* What you are asked to do *
When you copy the entries, omit the images and keep every word as it is.

⁂

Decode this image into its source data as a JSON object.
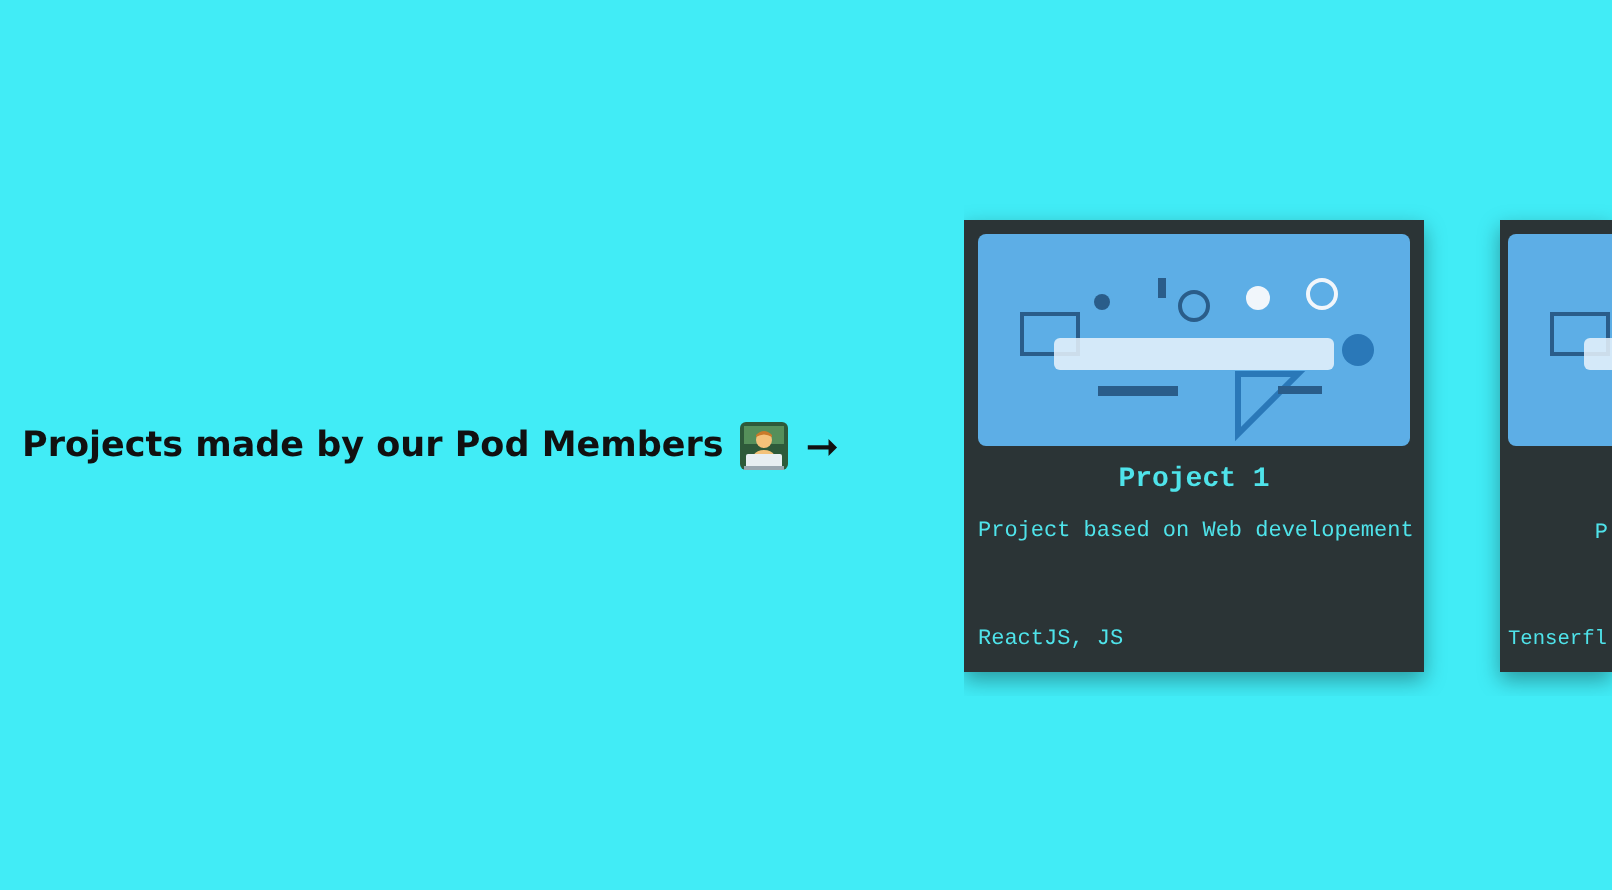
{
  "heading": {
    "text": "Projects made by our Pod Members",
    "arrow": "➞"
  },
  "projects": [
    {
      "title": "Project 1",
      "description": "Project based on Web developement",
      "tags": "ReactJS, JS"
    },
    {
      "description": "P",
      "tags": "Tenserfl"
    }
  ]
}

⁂

* Result below *
Decode this image into its source data as a JSON object.
{
  "heading": {
    "text": "Projects made by our Pod Members",
    "arrow": "➞"
  },
  "projects": [
    {
      "title": "Project 1",
      "description": "Project based on Web developement",
      "tags": "ReactJS, JS"
    },
    {
      "description": "P",
      "tags": "Tenserfl"
    }
  ]
}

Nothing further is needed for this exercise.